Exercise brief.
Every entry below needs to be printed again exactly, with its pictures left out.

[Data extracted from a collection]
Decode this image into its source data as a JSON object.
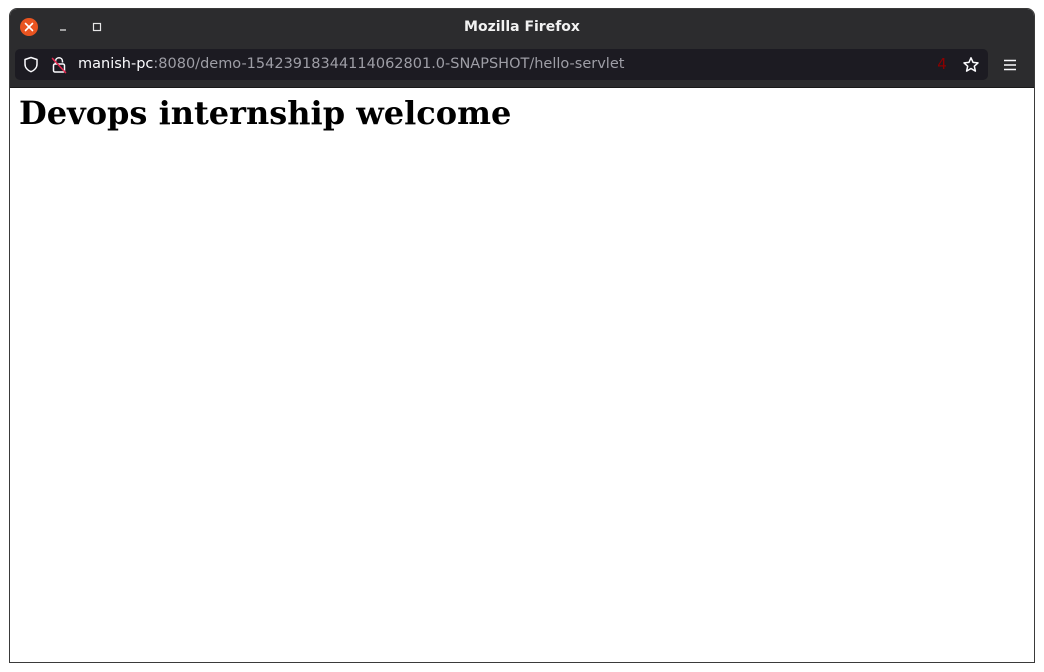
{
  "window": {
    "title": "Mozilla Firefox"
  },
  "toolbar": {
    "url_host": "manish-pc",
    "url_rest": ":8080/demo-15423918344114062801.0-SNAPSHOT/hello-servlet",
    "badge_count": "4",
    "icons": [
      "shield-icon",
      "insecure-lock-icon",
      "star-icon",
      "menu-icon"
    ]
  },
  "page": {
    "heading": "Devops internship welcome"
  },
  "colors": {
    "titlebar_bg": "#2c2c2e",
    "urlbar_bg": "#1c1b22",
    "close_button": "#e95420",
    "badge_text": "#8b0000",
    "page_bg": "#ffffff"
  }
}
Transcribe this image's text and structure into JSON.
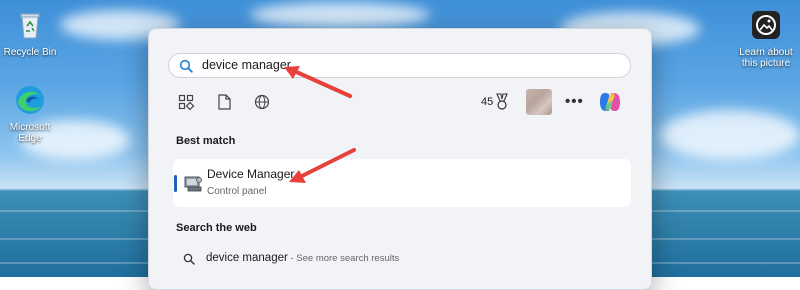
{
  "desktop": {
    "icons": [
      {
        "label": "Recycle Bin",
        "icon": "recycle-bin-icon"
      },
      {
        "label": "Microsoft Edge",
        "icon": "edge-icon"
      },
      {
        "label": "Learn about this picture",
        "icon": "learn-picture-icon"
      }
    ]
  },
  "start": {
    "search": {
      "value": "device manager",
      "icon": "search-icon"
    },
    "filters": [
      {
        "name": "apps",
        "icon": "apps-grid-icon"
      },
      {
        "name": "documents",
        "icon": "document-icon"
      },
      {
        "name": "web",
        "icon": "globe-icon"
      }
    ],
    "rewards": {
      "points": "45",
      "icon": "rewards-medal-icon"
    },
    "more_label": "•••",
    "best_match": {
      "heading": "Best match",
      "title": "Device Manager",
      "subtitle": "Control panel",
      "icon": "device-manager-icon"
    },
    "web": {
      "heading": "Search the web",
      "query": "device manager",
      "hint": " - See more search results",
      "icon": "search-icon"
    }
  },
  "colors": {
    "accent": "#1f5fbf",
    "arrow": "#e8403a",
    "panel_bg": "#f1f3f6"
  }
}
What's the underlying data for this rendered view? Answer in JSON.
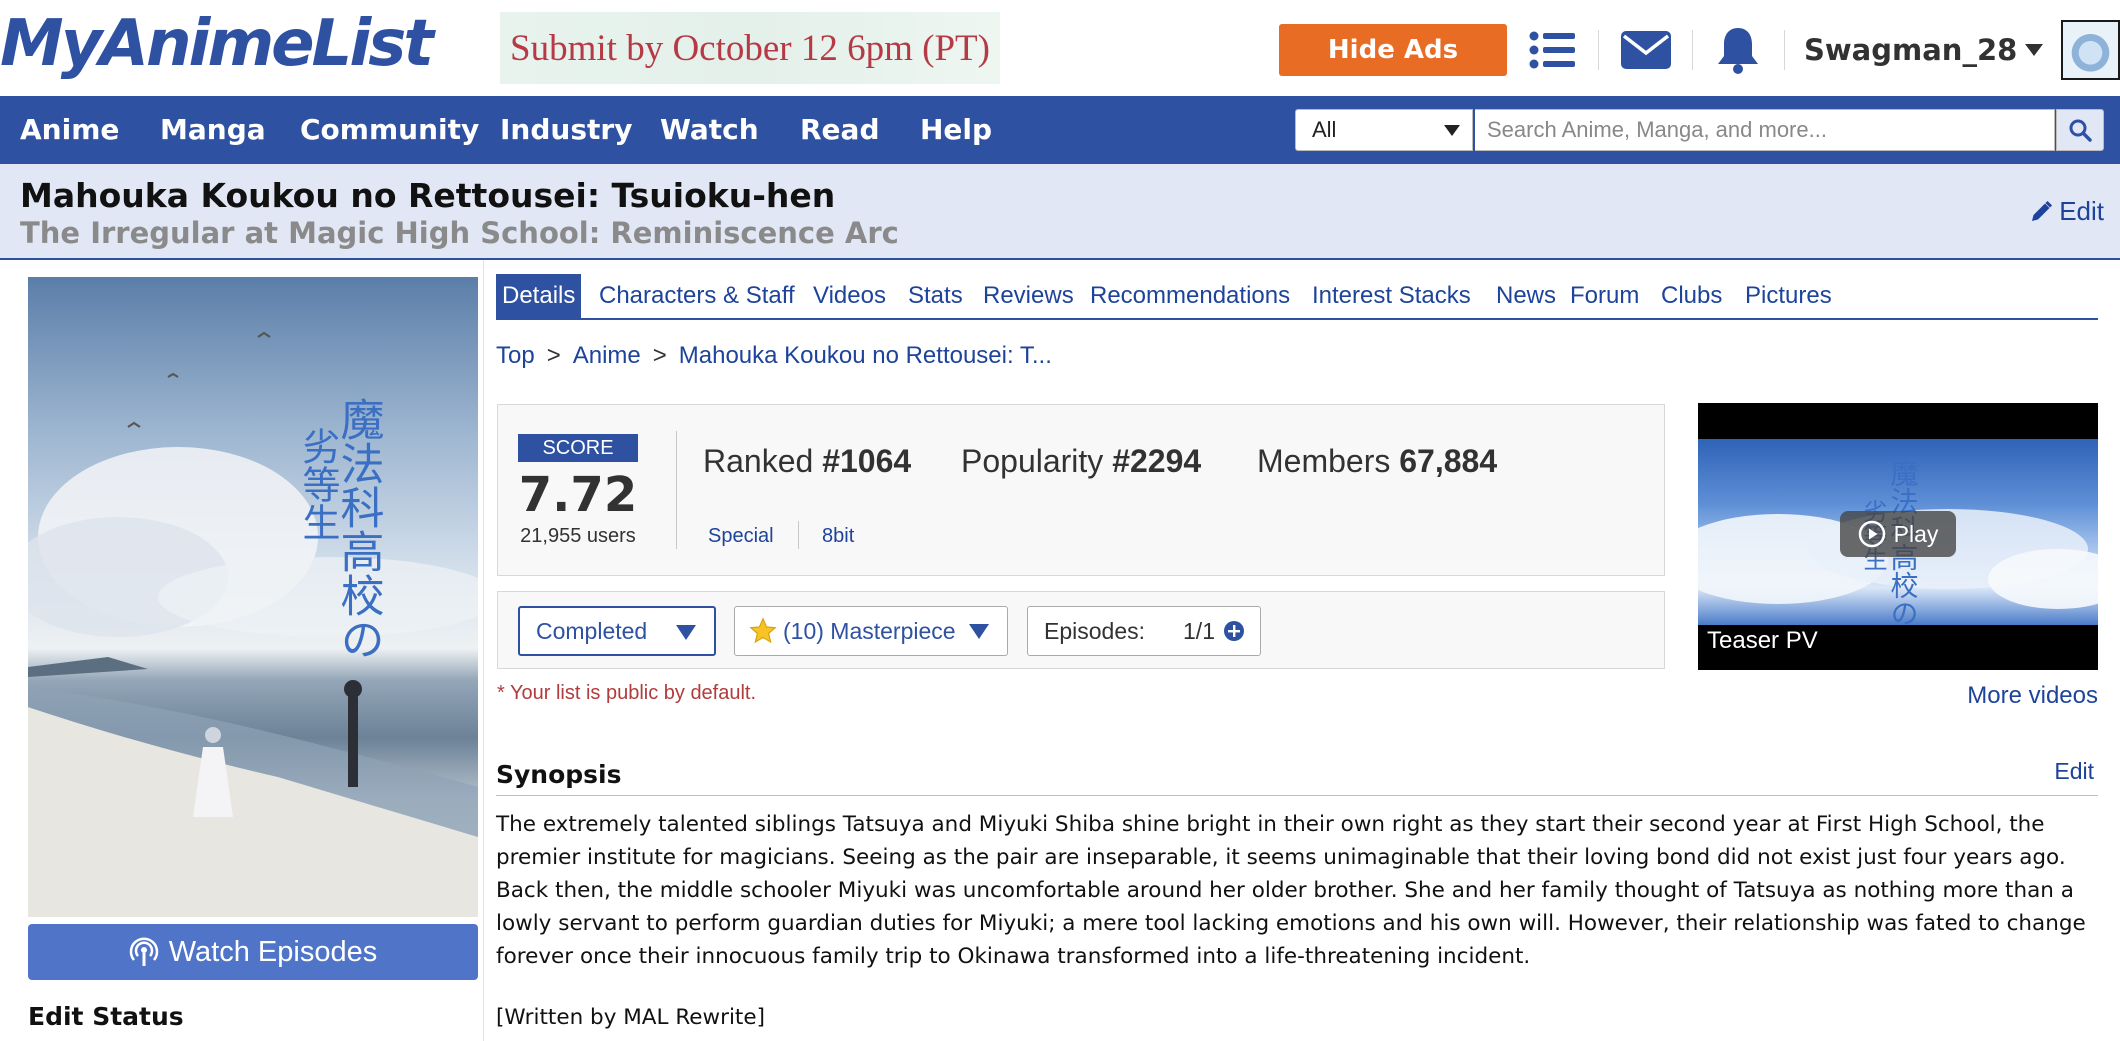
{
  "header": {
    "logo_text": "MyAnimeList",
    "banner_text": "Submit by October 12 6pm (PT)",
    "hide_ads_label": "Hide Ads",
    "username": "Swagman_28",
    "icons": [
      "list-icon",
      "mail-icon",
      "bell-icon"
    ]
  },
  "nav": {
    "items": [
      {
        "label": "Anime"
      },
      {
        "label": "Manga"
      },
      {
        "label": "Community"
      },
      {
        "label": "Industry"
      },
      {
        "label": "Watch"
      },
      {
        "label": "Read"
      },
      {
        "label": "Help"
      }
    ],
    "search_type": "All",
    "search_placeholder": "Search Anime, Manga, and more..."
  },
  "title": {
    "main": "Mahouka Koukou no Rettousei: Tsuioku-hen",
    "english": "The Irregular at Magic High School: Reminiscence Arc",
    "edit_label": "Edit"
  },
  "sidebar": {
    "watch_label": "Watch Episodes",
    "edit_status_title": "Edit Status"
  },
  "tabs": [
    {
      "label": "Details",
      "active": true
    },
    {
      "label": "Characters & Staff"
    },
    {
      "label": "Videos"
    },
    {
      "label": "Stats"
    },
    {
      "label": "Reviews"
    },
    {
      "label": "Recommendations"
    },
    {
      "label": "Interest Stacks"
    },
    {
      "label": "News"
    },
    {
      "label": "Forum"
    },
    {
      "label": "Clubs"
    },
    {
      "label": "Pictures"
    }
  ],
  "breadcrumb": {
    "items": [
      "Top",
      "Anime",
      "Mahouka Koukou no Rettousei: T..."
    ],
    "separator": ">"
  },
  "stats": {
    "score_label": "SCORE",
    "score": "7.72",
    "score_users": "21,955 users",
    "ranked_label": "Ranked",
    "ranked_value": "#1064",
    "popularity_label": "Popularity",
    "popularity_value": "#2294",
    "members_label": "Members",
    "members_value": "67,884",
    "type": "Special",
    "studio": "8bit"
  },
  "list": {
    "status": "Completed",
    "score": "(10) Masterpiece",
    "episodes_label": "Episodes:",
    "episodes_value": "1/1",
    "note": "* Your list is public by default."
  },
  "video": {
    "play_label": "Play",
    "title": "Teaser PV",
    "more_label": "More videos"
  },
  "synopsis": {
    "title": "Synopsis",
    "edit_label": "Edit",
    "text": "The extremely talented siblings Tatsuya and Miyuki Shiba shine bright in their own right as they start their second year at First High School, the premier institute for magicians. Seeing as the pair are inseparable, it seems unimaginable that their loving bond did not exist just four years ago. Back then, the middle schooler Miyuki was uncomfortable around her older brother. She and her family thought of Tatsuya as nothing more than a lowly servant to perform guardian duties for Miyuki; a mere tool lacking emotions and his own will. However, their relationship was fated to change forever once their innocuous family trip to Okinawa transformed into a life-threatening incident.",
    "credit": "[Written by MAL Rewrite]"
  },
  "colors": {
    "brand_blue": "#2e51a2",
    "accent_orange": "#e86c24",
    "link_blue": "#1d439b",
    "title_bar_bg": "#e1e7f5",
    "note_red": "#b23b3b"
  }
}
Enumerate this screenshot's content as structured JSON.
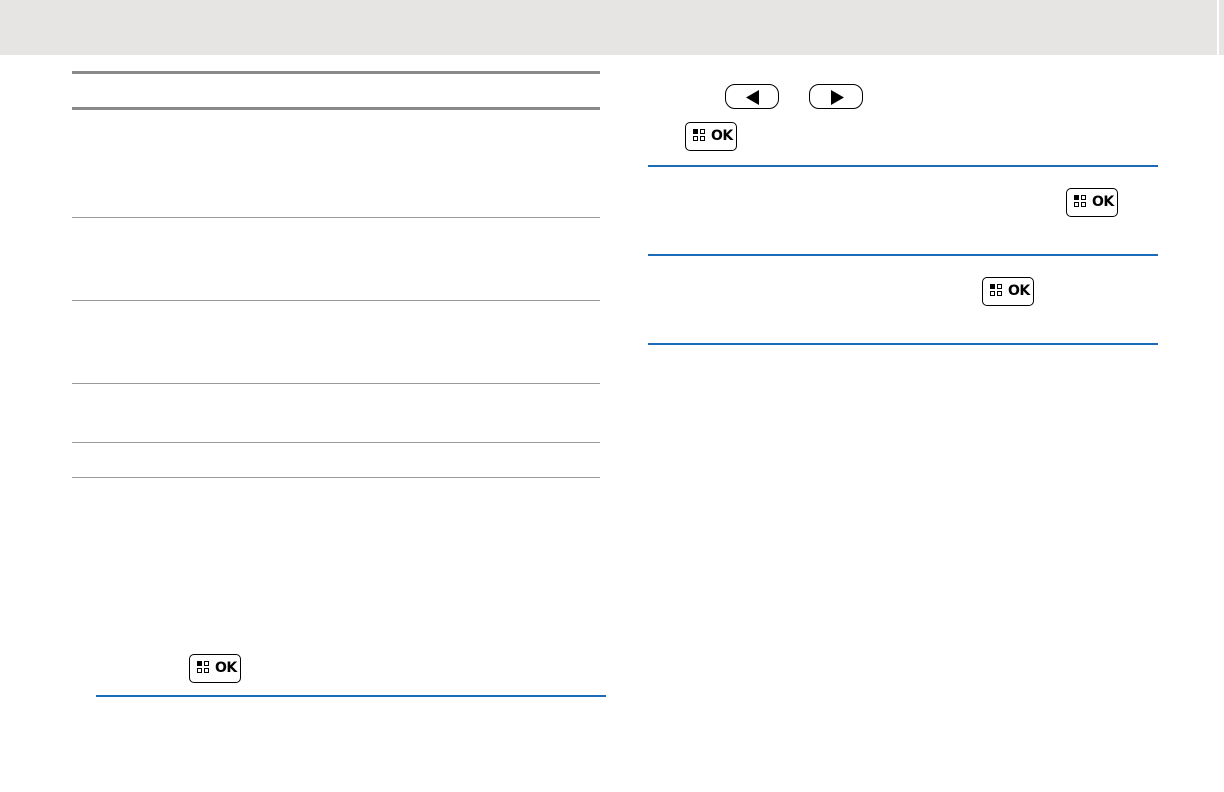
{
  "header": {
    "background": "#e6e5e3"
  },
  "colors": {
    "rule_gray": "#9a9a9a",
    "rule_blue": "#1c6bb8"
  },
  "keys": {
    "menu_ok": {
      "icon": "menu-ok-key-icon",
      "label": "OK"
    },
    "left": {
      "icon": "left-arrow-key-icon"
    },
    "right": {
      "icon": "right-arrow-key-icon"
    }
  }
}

Solution for this task.
Decode this image into its source data as a JSON object.
{
  "window": {
    "title": "Mozilla Firefox"
  },
  "toolbar": {
    "url_host": "manish-pc",
    "url_rest": ":8080/demo-15423918344114062801.0-SNAPSHOT/hello-servlet",
    "badge_count": "4",
    "icons": [
      "shield-icon",
      "insecure-lock-icon",
      "star-icon",
      "menu-icon"
    ]
  },
  "page": {
    "heading": "Devops internship welcome"
  },
  "colors": {
    "titlebar_bg": "#2c2c2e",
    "urlbar_bg": "#1c1b22",
    "close_button": "#e95420",
    "badge_text": "#8b0000",
    "page_bg": "#ffffff"
  }
}
Transcribe this image's text and structure into JSON.
{
  "desktop": {
    "icons": [
      {
        "label": "Recycle Bin",
        "icon": "recycle-bin-icon"
      },
      {
        "label": "Microsoft Edge",
        "icon": "edge-icon"
      },
      {
        "label": "Learn about this picture",
        "icon": "learn-picture-icon"
      }
    ]
  },
  "start": {
    "search": {
      "value": "device manager",
      "icon": "search-icon"
    },
    "filters": [
      {
        "name": "apps",
        "icon": "apps-grid-icon"
      },
      {
        "name": "documents",
        "icon": "document-icon"
      },
      {
        "name": "web",
        "icon": "globe-icon"
      }
    ],
    "rewards": {
      "points": "45",
      "icon": "rewards-medal-icon"
    },
    "more_label": "•••",
    "best_match": {
      "heading": "Best match",
      "title": "Device Manager",
      "subtitle": "Control panel",
      "icon": "device-manager-icon"
    },
    "web": {
      "heading": "Search the web",
      "query": "device manager",
      "hint": " - See more search results",
      "icon": "search-icon"
    }
  },
  "colors": {
    "accent": "#1f5fbf",
    "arrow": "#e8403a",
    "panel_bg": "#f1f3f6"
  }
}
What's the underlying data for this rendered view? Answer in JSON.
{
  "header": {
    "logo_text": "MyAnimeList",
    "banner_text": "Submit by October 12 6pm (PT)",
    "hide_ads_label": "Hide Ads",
    "username": "Swagman_28",
    "icons": [
      "list-icon",
      "mail-icon",
      "bell-icon"
    ]
  },
  "nav": {
    "items": [
      {
        "label": "Anime"
      },
      {
        "label": "Manga"
      },
      {
        "label": "Community"
      },
      {
        "label": "Industry"
      },
      {
        "label": "Watch"
      },
      {
        "label": "Read"
      },
      {
        "label": "Help"
      }
    ],
    "search_type": "All",
    "search_placeholder": "Search Anime, Manga, and more..."
  },
  "title": {
    "main": "Mahouka Koukou no Rettousei: Tsuioku-hen",
    "english": "The Irregular at Magic High School: Reminiscence Arc",
    "edit_label": "Edit"
  },
  "sidebar": {
    "watch_label": "Watch Episodes",
    "edit_status_title": "Edit Status"
  },
  "tabs": [
    {
      "label": "Details",
      "active": true
    },
    {
      "label": "Characters & Staff"
    },
    {
      "label": "Videos"
    },
    {
      "label": "Stats"
    },
    {
      "label": "Reviews"
    },
    {
      "label": "Recommendations"
    },
    {
      "label": "Interest Stacks"
    },
    {
      "label": "News"
    },
    {
      "label": "Forum"
    },
    {
      "label": "Clubs"
    },
    {
      "label": "Pictures"
    }
  ],
  "breadcrumb": {
    "items": [
      "Top",
      "Anime",
      "Mahouka Koukou no Rettousei: T..."
    ],
    "separator": ">"
  },
  "stats": {
    "score_label": "SCORE",
    "score": "7.72",
    "score_users": "21,955 users",
    "ranked_label": "Ranked",
    "ranked_value": "#1064",
    "popularity_label": "Popularity",
    "popularity_value": "#2294",
    "members_label": "Members",
    "members_value": "67,884",
    "type": "Special",
    "studio": "8bit"
  },
  "list": {
    "status": "Completed",
    "score": "(10) Masterpiece",
    "episodes_label": "Episodes:",
    "episodes_value": "1/1",
    "note": "* Your list is public by default."
  },
  "video": {
    "play_label": "Play",
    "title": "Teaser PV",
    "more_label": "More videos"
  },
  "synopsis": {
    "title": "Synopsis",
    "edit_label": "Edit",
    "text": "The extremely talented siblings Tatsuya and Miyuki Shiba shine bright in their own right as they start their second year at First High School, the premier institute for magicians. Seeing as the pair are inseparable, it seems unimaginable that their loving bond did not exist just four years ago. Back then, the middle schooler Miyuki was uncomfortable around her older brother. She and her family thought of Tatsuya as nothing more than a lowly servant to perform guardian duties for Miyuki; a mere tool lacking emotions and his own will. However, their relationship was fated to change forever once their innocuous family trip to Okinawa transformed into a life-threatening incident.",
    "credit": "[Written by MAL Rewrite]"
  },
  "colors": {
    "brand_blue": "#2e51a2",
    "accent_orange": "#e86c24",
    "link_blue": "#1d439b",
    "title_bar_bg": "#e1e7f5",
    "note_red": "#b23b3b"
  }
}
Enumerate this screenshot's content as structured JSON.
{
  "header": {
    "background": "#e6e5e3"
  },
  "colors": {
    "rule_gray": "#9a9a9a",
    "rule_blue": "#1c6bb8"
  },
  "keys": {
    "menu_ok": {
      "icon": "menu-ok-key-icon",
      "label": "OK"
    },
    "left": {
      "icon": "left-arrow-key-icon"
    },
    "right": {
      "icon": "right-arrow-key-icon"
    }
  }
}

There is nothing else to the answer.